• _EXERCISE GOAL_
Please copy all of the records exactly, leaving nothing out.

• _THE DATA_
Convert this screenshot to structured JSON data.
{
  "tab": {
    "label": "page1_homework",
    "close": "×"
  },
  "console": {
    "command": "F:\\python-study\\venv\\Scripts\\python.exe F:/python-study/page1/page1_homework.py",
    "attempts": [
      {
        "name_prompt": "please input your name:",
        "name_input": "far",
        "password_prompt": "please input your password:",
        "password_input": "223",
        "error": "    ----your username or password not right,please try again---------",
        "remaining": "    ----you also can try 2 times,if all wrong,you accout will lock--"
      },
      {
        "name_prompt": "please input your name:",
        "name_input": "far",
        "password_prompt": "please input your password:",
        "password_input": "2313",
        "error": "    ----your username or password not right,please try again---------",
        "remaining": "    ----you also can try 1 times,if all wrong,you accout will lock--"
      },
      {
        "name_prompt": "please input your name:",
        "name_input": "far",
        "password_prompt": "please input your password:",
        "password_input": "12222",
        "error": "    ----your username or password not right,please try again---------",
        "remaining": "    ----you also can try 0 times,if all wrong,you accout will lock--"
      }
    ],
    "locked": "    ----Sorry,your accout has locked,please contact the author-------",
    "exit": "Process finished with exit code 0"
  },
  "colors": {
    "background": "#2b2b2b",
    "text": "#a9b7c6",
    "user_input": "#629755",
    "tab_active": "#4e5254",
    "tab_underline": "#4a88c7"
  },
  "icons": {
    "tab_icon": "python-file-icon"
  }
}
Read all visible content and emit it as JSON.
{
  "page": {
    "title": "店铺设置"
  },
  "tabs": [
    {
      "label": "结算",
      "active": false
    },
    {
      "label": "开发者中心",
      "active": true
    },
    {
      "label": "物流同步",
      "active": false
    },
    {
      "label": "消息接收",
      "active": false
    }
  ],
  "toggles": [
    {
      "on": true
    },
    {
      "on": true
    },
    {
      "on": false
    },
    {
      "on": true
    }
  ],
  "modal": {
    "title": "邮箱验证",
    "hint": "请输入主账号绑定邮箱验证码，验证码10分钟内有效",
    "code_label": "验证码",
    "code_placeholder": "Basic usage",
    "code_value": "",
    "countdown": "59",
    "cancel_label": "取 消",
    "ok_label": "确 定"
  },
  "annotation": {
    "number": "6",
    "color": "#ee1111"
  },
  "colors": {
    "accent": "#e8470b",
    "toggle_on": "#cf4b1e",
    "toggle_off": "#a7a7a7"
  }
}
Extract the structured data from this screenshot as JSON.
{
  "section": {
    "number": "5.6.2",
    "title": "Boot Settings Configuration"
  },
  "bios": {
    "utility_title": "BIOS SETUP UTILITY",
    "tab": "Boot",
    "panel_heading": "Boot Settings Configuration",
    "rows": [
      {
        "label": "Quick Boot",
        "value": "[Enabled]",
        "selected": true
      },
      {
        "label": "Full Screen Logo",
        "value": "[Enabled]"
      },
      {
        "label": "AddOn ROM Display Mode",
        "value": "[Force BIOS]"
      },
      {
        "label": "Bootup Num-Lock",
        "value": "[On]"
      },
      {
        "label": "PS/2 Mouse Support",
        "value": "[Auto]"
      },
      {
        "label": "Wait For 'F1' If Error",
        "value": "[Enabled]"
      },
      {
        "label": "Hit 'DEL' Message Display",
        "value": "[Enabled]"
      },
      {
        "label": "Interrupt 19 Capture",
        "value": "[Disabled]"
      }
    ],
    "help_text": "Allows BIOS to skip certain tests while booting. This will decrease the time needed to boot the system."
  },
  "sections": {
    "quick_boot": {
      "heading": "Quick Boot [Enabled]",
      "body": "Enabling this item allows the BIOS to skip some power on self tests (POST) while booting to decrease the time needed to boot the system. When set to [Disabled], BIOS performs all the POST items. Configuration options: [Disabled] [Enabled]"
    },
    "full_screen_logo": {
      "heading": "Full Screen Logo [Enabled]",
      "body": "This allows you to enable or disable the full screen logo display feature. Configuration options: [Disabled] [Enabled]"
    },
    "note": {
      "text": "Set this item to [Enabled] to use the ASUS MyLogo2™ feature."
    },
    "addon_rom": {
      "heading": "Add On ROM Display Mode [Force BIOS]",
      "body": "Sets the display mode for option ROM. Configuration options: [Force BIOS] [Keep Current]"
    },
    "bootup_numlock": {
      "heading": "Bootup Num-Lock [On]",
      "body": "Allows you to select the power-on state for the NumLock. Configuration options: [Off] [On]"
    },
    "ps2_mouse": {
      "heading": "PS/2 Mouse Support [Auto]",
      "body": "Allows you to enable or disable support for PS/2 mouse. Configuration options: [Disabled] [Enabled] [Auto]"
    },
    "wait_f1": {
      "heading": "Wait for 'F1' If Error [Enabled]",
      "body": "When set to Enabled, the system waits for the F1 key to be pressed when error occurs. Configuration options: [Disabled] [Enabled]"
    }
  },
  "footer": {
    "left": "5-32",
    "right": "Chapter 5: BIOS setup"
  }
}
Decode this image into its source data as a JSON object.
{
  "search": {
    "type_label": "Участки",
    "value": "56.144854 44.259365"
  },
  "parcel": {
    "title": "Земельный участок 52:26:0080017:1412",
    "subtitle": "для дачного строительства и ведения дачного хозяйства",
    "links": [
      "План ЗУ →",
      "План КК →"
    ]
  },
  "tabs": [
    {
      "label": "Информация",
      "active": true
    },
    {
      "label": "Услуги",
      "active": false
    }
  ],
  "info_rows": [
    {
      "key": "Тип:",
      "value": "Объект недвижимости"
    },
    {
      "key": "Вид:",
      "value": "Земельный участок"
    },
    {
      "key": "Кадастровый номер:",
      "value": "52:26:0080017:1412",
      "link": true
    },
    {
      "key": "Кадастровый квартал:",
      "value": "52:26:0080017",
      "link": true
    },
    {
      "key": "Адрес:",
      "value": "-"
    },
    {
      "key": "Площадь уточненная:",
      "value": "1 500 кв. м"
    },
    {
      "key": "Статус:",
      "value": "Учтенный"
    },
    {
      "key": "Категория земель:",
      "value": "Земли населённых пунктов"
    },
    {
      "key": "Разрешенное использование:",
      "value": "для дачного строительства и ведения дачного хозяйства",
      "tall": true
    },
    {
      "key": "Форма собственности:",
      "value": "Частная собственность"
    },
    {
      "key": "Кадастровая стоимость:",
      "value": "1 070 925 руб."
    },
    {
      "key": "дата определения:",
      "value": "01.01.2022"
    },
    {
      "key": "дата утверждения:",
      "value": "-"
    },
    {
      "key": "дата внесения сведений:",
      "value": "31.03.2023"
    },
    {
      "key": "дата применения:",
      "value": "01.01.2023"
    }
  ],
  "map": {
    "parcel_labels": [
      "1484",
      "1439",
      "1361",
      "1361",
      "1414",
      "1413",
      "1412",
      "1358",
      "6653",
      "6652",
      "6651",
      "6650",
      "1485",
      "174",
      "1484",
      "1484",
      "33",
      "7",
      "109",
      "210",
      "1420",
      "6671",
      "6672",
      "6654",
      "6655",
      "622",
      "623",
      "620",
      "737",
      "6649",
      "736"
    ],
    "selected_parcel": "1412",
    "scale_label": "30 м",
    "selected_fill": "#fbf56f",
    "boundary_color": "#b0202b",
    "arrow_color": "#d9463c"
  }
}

• _PROBLEM SOLUTION_
Convert this screenshot to structured JSON data.
{
  "tab": {
    "label": "page1_homework",
    "close": "×"
  },
  "console": {
    "command": "F:\\python-study\\venv\\Scripts\\python.exe F:/python-study/page1/page1_homework.py",
    "attempts": [
      {
        "name_prompt": "please input your name:",
        "name_input": "far",
        "password_prompt": "please input your password:",
        "password_input": "223",
        "error": "    ----your username or password not right,please try again---------",
        "remaining": "    ----you also can try 2 times,if all wrong,you accout will lock--"
      },
      {
        "name_prompt": "please input your name:",
        "name_input": "far",
        "password_prompt": "please input your password:",
        "password_input": "2313",
        "error": "    ----your username or password not right,please try again---------",
        "remaining": "    ----you also can try 1 times,if all wrong,you accout will lock--"
      },
      {
        "name_prompt": "please input your name:",
        "name_input": "far",
        "password_prompt": "please input your password:",
        "password_input": "12222",
        "error": "    ----your username or password not right,please try again---------",
        "remaining": "    ----you also can try 0 times,if all wrong,you accout will lock--"
      }
    ],
    "locked": "    ----Sorry,your accout has locked,please contact the author-------",
    "exit": "Process finished with exit code 0"
  },
  "colors": {
    "background": "#2b2b2b",
    "text": "#a9b7c6",
    "user_input": "#629755",
    "tab_active": "#4e5254",
    "tab_underline": "#4a88c7"
  },
  "icons": {
    "tab_icon": "python-file-icon"
  }
}
Read all visible content and emit it as JSON.
{
  "page": {
    "title": "店铺设置"
  },
  "tabs": [
    {
      "label": "结算",
      "active": false
    },
    {
      "label": "开发者中心",
      "active": true
    },
    {
      "label": "物流同步",
      "active": false
    },
    {
      "label": "消息接收",
      "active": false
    }
  ],
  "toggles": [
    {
      "on": true
    },
    {
      "on": true
    },
    {
      "on": false
    },
    {
      "on": true
    }
  ],
  "modal": {
    "title": "邮箱验证",
    "hint": "请输入主账号绑定邮箱验证码，验证码10分钟内有效",
    "code_label": "验证码",
    "code_placeholder": "Basic usage",
    "code_value": "",
    "countdown": "59",
    "cancel_label": "取 消",
    "ok_label": "确 定"
  },
  "annotation": {
    "number": "6",
    "color": "#ee1111"
  },
  "colors": {
    "accent": "#e8470b",
    "toggle_on": "#cf4b1e",
    "toggle_off": "#a7a7a7"
  }
}
Extract the structured data from this screenshot as JSON.
{
  "section": {
    "number": "5.6.2",
    "title": "Boot Settings Configuration"
  },
  "bios": {
    "utility_title": "BIOS SETUP UTILITY",
    "tab": "Boot",
    "panel_heading": "Boot Settings Configuration",
    "rows": [
      {
        "label": "Quick Boot",
        "value": "[Enabled]",
        "selected": true
      },
      {
        "label": "Full Screen Logo",
        "value": "[Enabled]"
      },
      {
        "label": "AddOn ROM Display Mode",
        "value": "[Force BIOS]"
      },
      {
        "label": "Bootup Num-Lock",
        "value": "[On]"
      },
      {
        "label": "PS/2 Mouse Support",
        "value": "[Auto]"
      },
      {
        "label": "Wait For 'F1' If Error",
        "value": "[Enabled]"
      },
      {
        "label": "Hit 'DEL' Message Display",
        "value": "[Enabled]"
      },
      {
        "label": "Interrupt 19 Capture",
        "value": "[Disabled]"
      }
    ],
    "help_text": "Allows BIOS to skip certain tests while booting. This will decrease the time needed to boot the system."
  },
  "sections": {
    "quick_boot": {
      "heading": "Quick Boot [Enabled]",
      "body": "Enabling this item allows the BIOS to skip some power on self tests (POST) while booting to decrease the time needed to boot the system. When set to [Disabled], BIOS performs all the POST items. Configuration options: [Disabled] [Enabled]"
    },
    "full_screen_logo": {
      "heading": "Full Screen Logo [Enabled]",
      "body": "This allows you to enable or disable the full screen logo display feature. Configuration options: [Disabled] [Enabled]"
    },
    "note": {
      "text": "Set this item to [Enabled] to use the ASUS MyLogo2™ feature."
    },
    "addon_rom": {
      "heading": "Add On ROM Display Mode [Force BIOS]",
      "body": "Sets the display mode for option ROM. Configuration options: [Force BIOS] [Keep Current]"
    },
    "bootup_numlock": {
      "heading": "Bootup Num-Lock [On]",
      "body": "Allows you to select the power-on state for the NumLock. Configuration options: [Off] [On]"
    },
    "ps2_mouse": {
      "heading": "PS/2 Mouse Support [Auto]",
      "body": "Allows you to enable or disable support for PS/2 mouse. Configuration options: [Disabled] [Enabled] [Auto]"
    },
    "wait_f1": {
      "heading": "Wait for 'F1' If Error [Enabled]",
      "body": "When set to Enabled, the system waits for the F1 key to be pressed when error occurs. Configuration options: [Disabled] [Enabled]"
    }
  },
  "footer": {
    "left": "5-32",
    "right": "Chapter 5: BIOS setup"
  }
}
Decode this image into its source data as a JSON object.
{
  "search": {
    "type_label": "Участки",
    "value": "56.144854 44.259365"
  },
  "parcel": {
    "title": "Земельный участок 52:26:0080017:1412",
    "subtitle": "для дачного строительства и ведения дачного хозяйства",
    "links": [
      "План ЗУ →",
      "План КК →"
    ]
  },
  "tabs": [
    {
      "label": "Информация",
      "active": true
    },
    {
      "label": "Услуги",
      "active": false
    }
  ],
  "info_rows": [
    {
      "key": "Тип:",
      "value": "Объект недвижимости"
    },
    {
      "key": "Вид:",
      "value": "Земельный участок"
    },
    {
      "key": "Кадастровый номер:",
      "value": "52:26:0080017:1412",
      "link": true
    },
    {
      "key": "Кадастровый квартал:",
      "value": "52:26:0080017",
      "link": true
    },
    {
      "key": "Адрес:",
      "value": "-"
    },
    {
      "key": "Площадь уточненная:",
      "value": "1 500 кв. м"
    },
    {
      "key": "Статус:",
      "value": "Учтенный"
    },
    {
      "key": "Категория земель:",
      "value": "Земли населённых пунктов"
    },
    {
      "key": "Разрешенное использование:",
      "value": "для дачного строительства и ведения дачного хозяйства",
      "tall": true
    },
    {
      "key": "Форма собственности:",
      "value": "Частная собственность"
    },
    {
      "key": "Кадастровая стоимость:",
      "value": "1 070 925 руб."
    },
    {
      "key": "дата определения:",
      "value": "01.01.2022"
    },
    {
      "key": "дата утверждения:",
      "value": "-"
    },
    {
      "key": "дата внесения сведений:",
      "value": "31.03.2023"
    },
    {
      "key": "дата применения:",
      "value": "01.01.2023"
    }
  ],
  "map": {
    "parcel_labels": [
      "1484",
      "1439",
      "1361",
      "1361",
      "1414",
      "1413",
      "1412",
      "1358",
      "6653",
      "6652",
      "6651",
      "6650",
      "1485",
      "174",
      "1484",
      "1484",
      "33",
      "7",
      "109",
      "210",
      "1420",
      "6671",
      "6672",
      "6654",
      "6655",
      "622",
      "623",
      "620",
      "737",
      "6649",
      "736"
    ],
    "selected_parcel": "1412",
    "scale_label": "30 м",
    "selected_fill": "#fbf56f",
    "boundary_color": "#b0202b",
    "arrow_color": "#d9463c"
  }
}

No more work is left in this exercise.